Incurability of Congenital Color-Blindness
Boston Medical and Surgical Journal
As most probably one person out of every twenty-five in the community is more or less color-blind, and as, besides the mortification or restricted sphere of employment this may entail, our lives and property are thereby endangered on railroads and vessels, the question of the curability of congenital color-blindness is one of considerable importance. Certainly the color-blind railroad employé or pilot should not be dismissed from service if he can be cured of his defect. It has been till lately
... as been till lately universally admitted by ophthalmic surgeons and physiologists that congenital color-blindness was incurable by any known means. In August, 1874, Dr. A. Favre, of Lyons, France, reported to the French Congress for the Advancement of Science, at Lille, some observations which seemed to him to prove that congenital color-blindness was curable both in children and adults by exercising the chromatic sense.2 Dr. Favre has for the last twenty years or more, as consulting surgeon of the Paris-Lyon-Mediterranean railroad company, pressed the necessity of examining all railroad employés for color-blindness, led so to do principally by the results of Wilson and Potton.
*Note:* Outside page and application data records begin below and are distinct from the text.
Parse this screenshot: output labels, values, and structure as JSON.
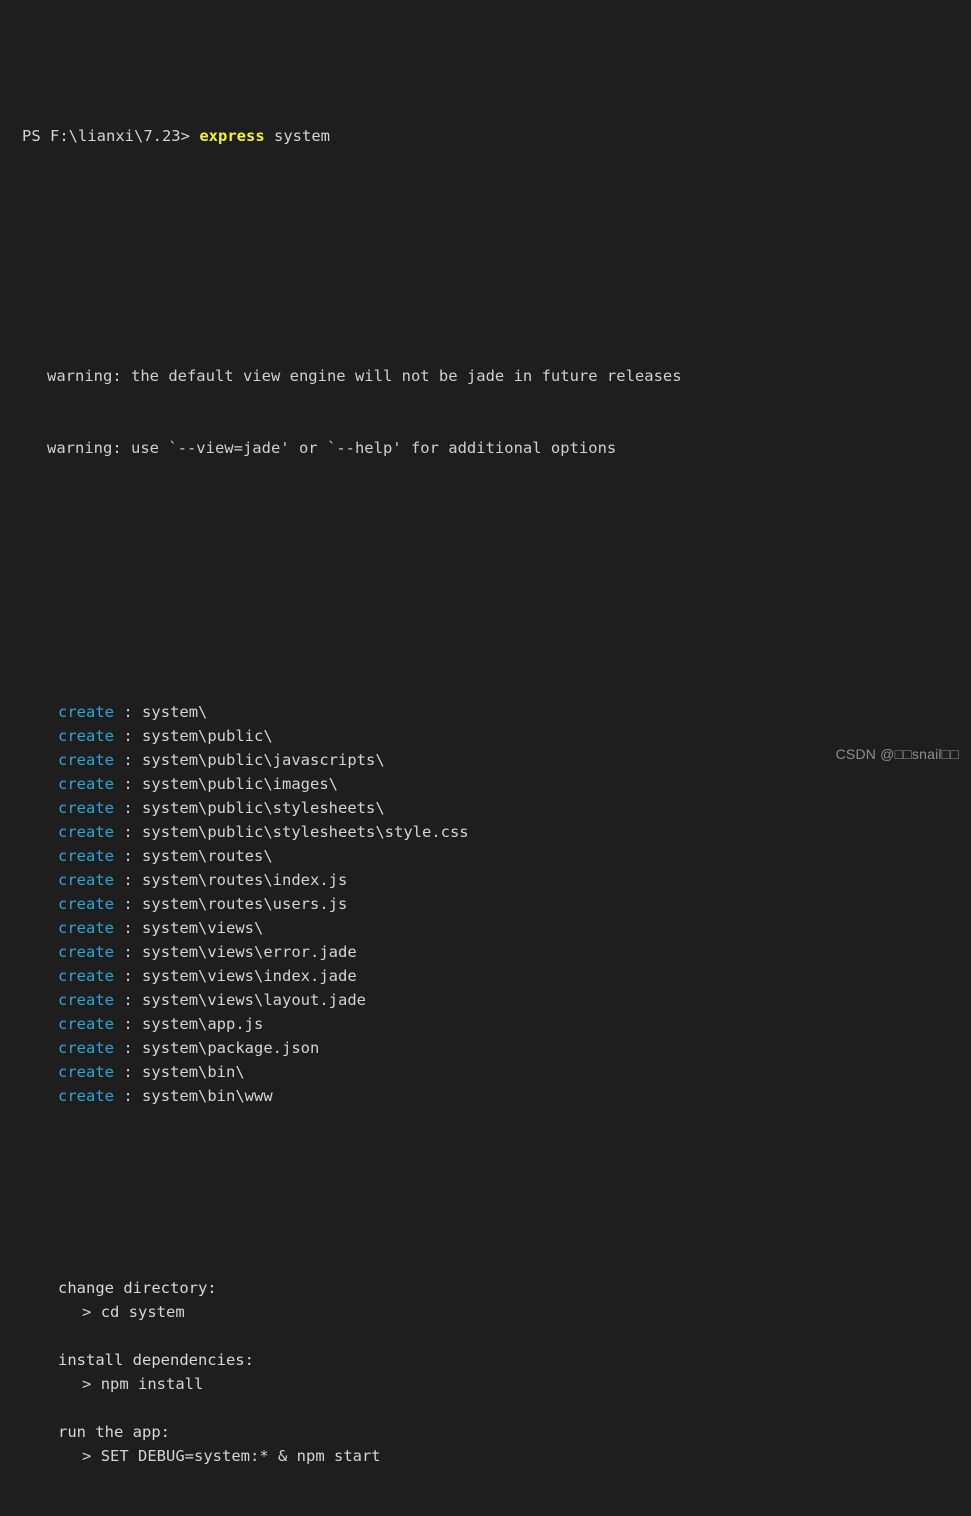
{
  "terminal": {
    "background_color": "#1e1e1e",
    "foreground_color": "#cfcfcf",
    "accent_create_color": "#29a8dc",
    "accent_command_color": "#f3f32b",
    "prompt": {
      "path": "PS F:\\lianxi\\7.23>",
      "command": "express",
      "argument": "system"
    },
    "warnings": [
      "warning: the default view engine will not be jade in future releases",
      "warning: use `--view=jade' or `--help' for additional options"
    ],
    "create_keyword": "create",
    "create_separator": ":",
    "created_paths": [
      "system\\",
      "system\\public\\",
      "system\\public\\javascripts\\",
      "system\\public\\images\\",
      "system\\public\\stylesheets\\",
      "system\\public\\stylesheets\\style.css",
      "system\\routes\\",
      "system\\routes\\index.js",
      "system\\routes\\users.js",
      "system\\views\\",
      "system\\views\\error.jade",
      "system\\views\\index.jade",
      "system\\views\\layout.jade",
      "system\\app.js",
      "system\\package.json",
      "system\\bin\\",
      "system\\bin\\www"
    ],
    "sections": [
      {
        "heading": "change directory:",
        "chevron": ">",
        "command": "cd system"
      },
      {
        "heading": "install dependencies:",
        "chevron": ">",
        "command": "npm install"
      },
      {
        "heading": "run the app:",
        "chevron": ">",
        "command": "SET DEBUG=system:* & npm start"
      }
    ]
  },
  "watermark": {
    "text": "CSDN @□□snail□□"
  }
}
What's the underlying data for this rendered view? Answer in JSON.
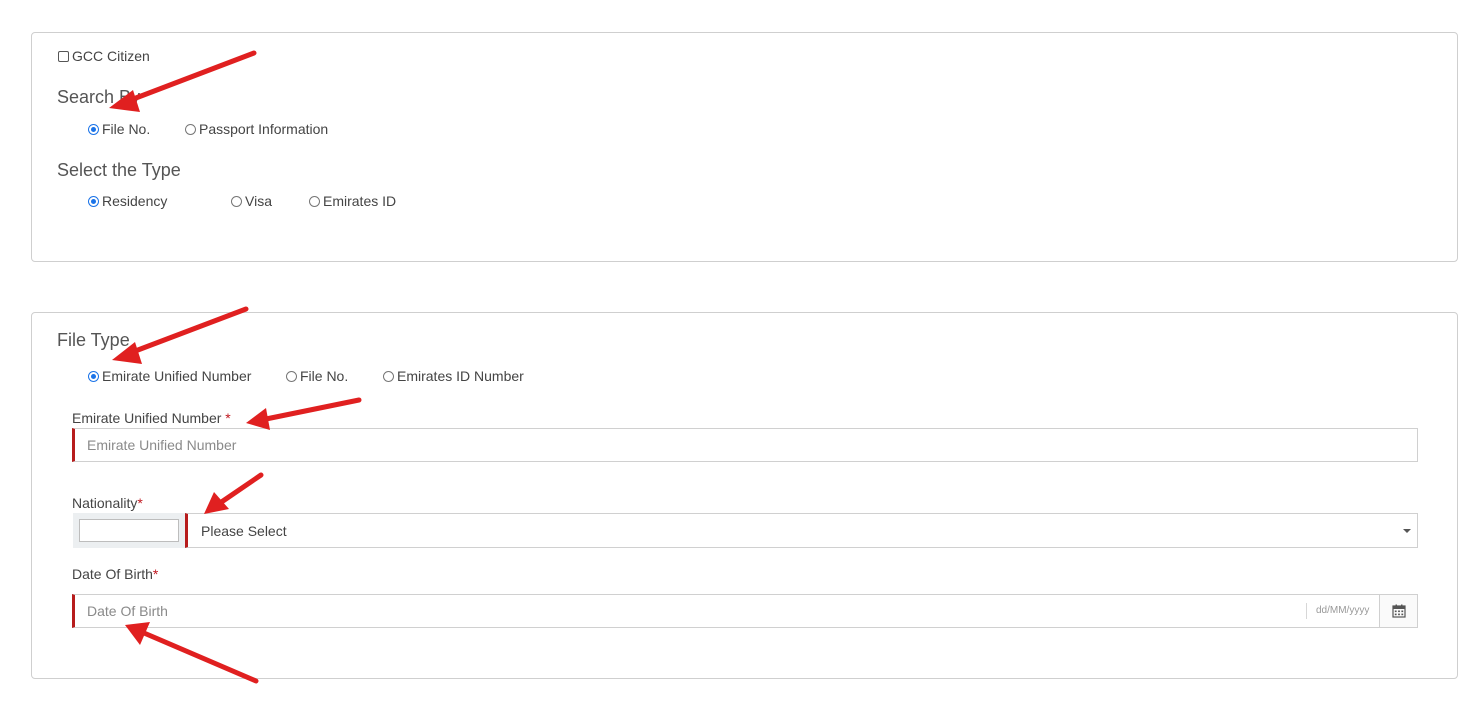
{
  "search_panel": {
    "gcc_citizen_label": "GCC Citizen",
    "gcc_citizen_checked": false,
    "search_by": {
      "heading": "Search By",
      "options": [
        {
          "label": "File No.",
          "selected": true
        },
        {
          "label": "Passport Information",
          "selected": false
        }
      ]
    },
    "select_type": {
      "heading": "Select the Type",
      "options": [
        {
          "label": "Residency",
          "selected": true
        },
        {
          "label": "Visa",
          "selected": false
        },
        {
          "label": "Emirates ID",
          "selected": false
        }
      ]
    }
  },
  "file_panel": {
    "file_type": {
      "heading": "File Type",
      "options": [
        {
          "label": "Emirate Unified Number",
          "selected": true
        },
        {
          "label": "File No.",
          "selected": false
        },
        {
          "label": "Emirates ID Number",
          "selected": false
        }
      ]
    },
    "unified_number": {
      "label": "Emirate Unified Number",
      "required_mark": "*",
      "placeholder": "Emirate Unified Number",
      "value": ""
    },
    "nationality": {
      "label": "Nationality",
      "required_mark": "*",
      "code_value": "",
      "selected": "Please Select"
    },
    "date_of_birth": {
      "label": "Date Of Birth",
      "required_mark": "*",
      "placeholder": "Date Of Birth",
      "format_hint": "dd/MM/yyyy",
      "icon": "calendar-icon"
    }
  },
  "theme": {
    "accent": "#1a73e8",
    "required_color": "#c0171f",
    "annotation_arrow_color": "#e02020"
  }
}
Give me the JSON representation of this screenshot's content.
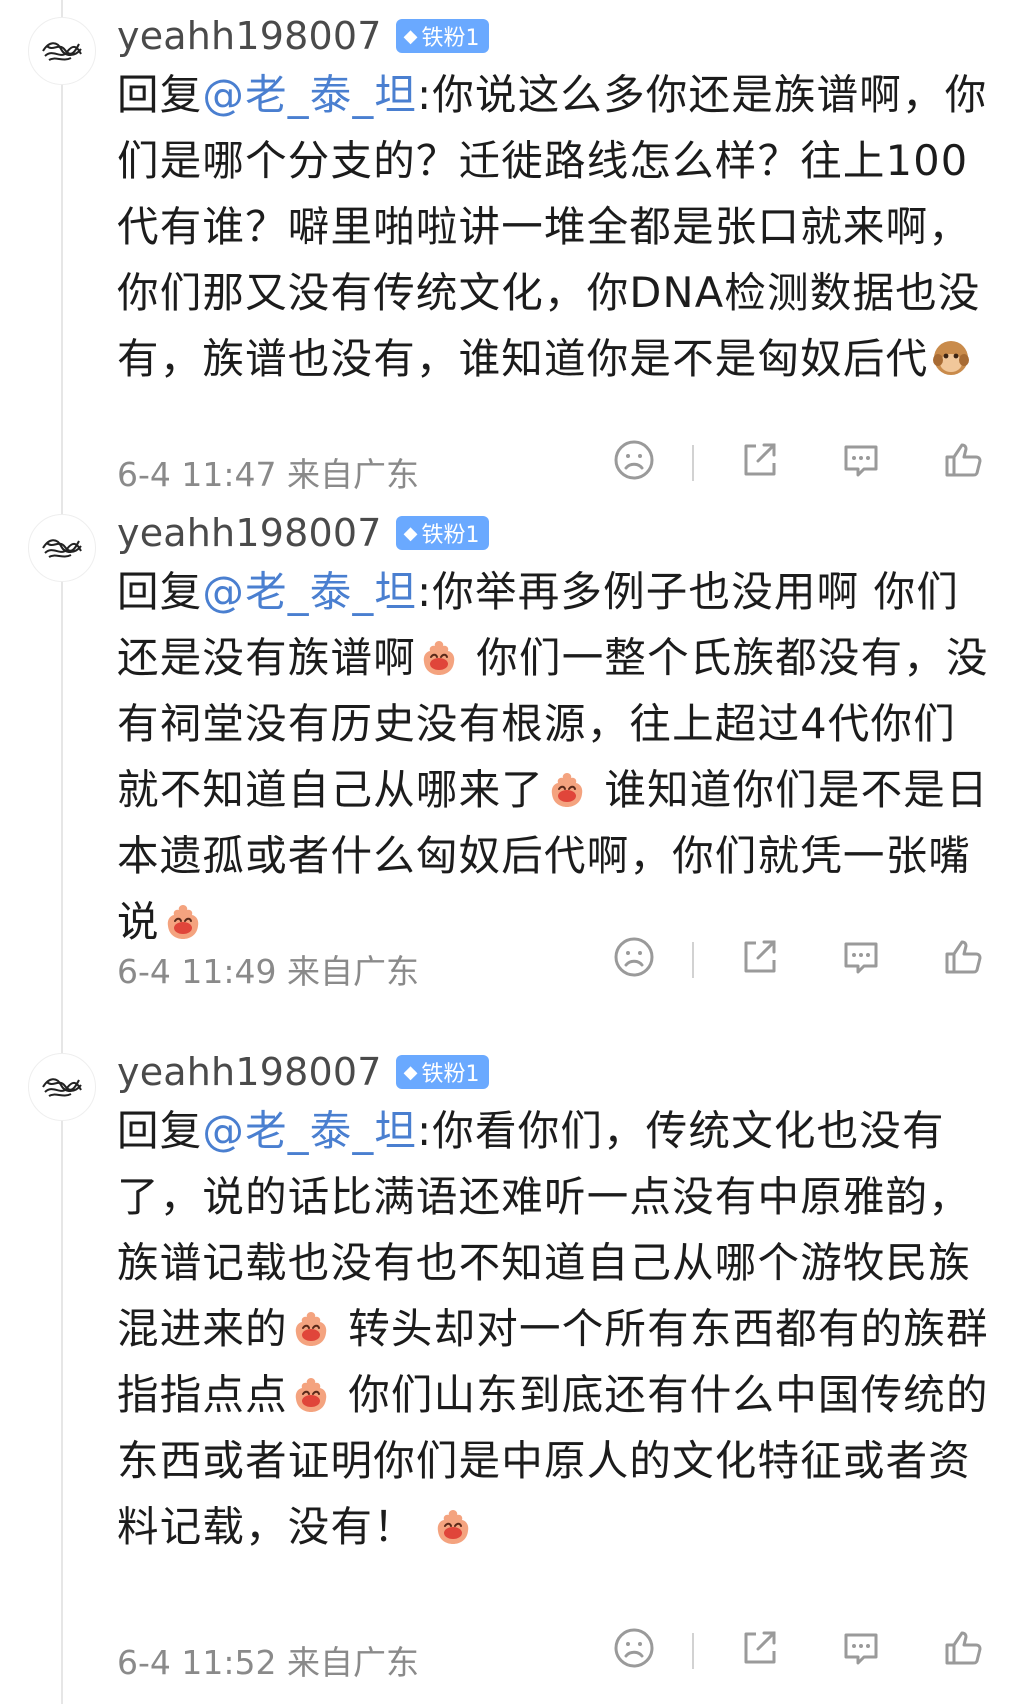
{
  "comments": [
    {
      "username": "yeahh198007",
      "badge": "铁粉1",
      "reply_prefix": "回复",
      "mention": "@老_泰_坦",
      "text_parts": [
        ":你说这么多你还是族谱啊，你们是哪个分支的？迁徙路线怎么样？往上100代有谁？噼里啪啦讲一堆全都是张口就来啊，你们那又没有传统文化，你DNA检测数据也没有，族谱也没有，谁知道你是不是匈奴后代"
      ],
      "emoji": [
        "monkey-emoji"
      ],
      "time": "6-4 11:47",
      "location": "来自广东"
    },
    {
      "username": "yeahh198007",
      "badge": "铁粉1",
      "reply_prefix": "回复",
      "mention": "@老_泰_坦",
      "text_parts": [
        ":你举再多例子也没用啊 你们还是没有族谱啊",
        " 你们一整个氏族都没有，没有祠堂没有历史没有根源，往上超过4代你们就不知道自己从哪来了",
        " 谁知道你们是不是日本遗孤或者什么匈奴后代啊，你们就凭一张嘴说",
        ""
      ],
      "emoji": [
        "laugh-emoji",
        "laugh-emoji",
        "laugh-emoji"
      ],
      "time": "6-4 11:49",
      "location": "来自广东"
    },
    {
      "username": "yeahh198007",
      "badge": "铁粉1",
      "reply_prefix": "回复",
      "mention": "@老_泰_坦",
      "text_parts": [
        ":你看你们，传统文化也没有了，说的话比满语还难听一点没有中原雅韵，族谱记载也没有也不知道自己从哪个游牧民族混进来的",
        " 转头却对一个所有东西都有的族群指指点点",
        " 你们山东到底还有什么中国传统的东西或者证明你们是中原人的文化特征或者资料记载，没有！ ",
        ""
      ],
      "emoji": [
        "laugh-emoji",
        "laugh-emoji",
        "laugh-emoji"
      ],
      "time": "6-4 11:52",
      "location": "来自广东"
    }
  ],
  "icons": {
    "reaction": "sad-face-icon",
    "share": "share-icon",
    "comment": "comment-icon",
    "like": "thumbs-up-icon"
  },
  "colors": {
    "mention": "#4a7fd0",
    "badge": "#6aa9ff",
    "meta": "#8a8a8a"
  }
}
He has succeeded in inducing other roads to adopt similar precautions, and deserves great credit for his exertions. It is, therefore, due him to look carefully at his statements, as, if correct, they are of the utmost importance. He reports the results in eleven different schools of the examination of one thousand and two boys between the ages of four and fifteen. These their teachers tested by asking them to name the color of objects exhibited of five principal colors. The teachers reported to Dr. Favre that they found at least two hundred and eighteen defective in chromatic sense, and that almost all were perfectly cured by being repeatedly shown objects and told the names of their colors till they were learned. Amongst one hundred and thirty-eight girls, from seven to fourteen years of age, Dr. Favre himself found only two whom he regarded as color-blind. These girls, he remarks, were under excellent teachers, and a large number had passed through the salles d'asile where colors were taught. Dr. Favre then says, " The examination of these several reports shows that many children of both sexes come into the salles d'asile and schools without a notion of the elementary colors. The number of children lacking in this sensation in the majority of boys' schools I have visited is from twenty to thirty per cent. This ratio diminishes in proportion as the attention of the scholars is directed by their teachers to colored objects.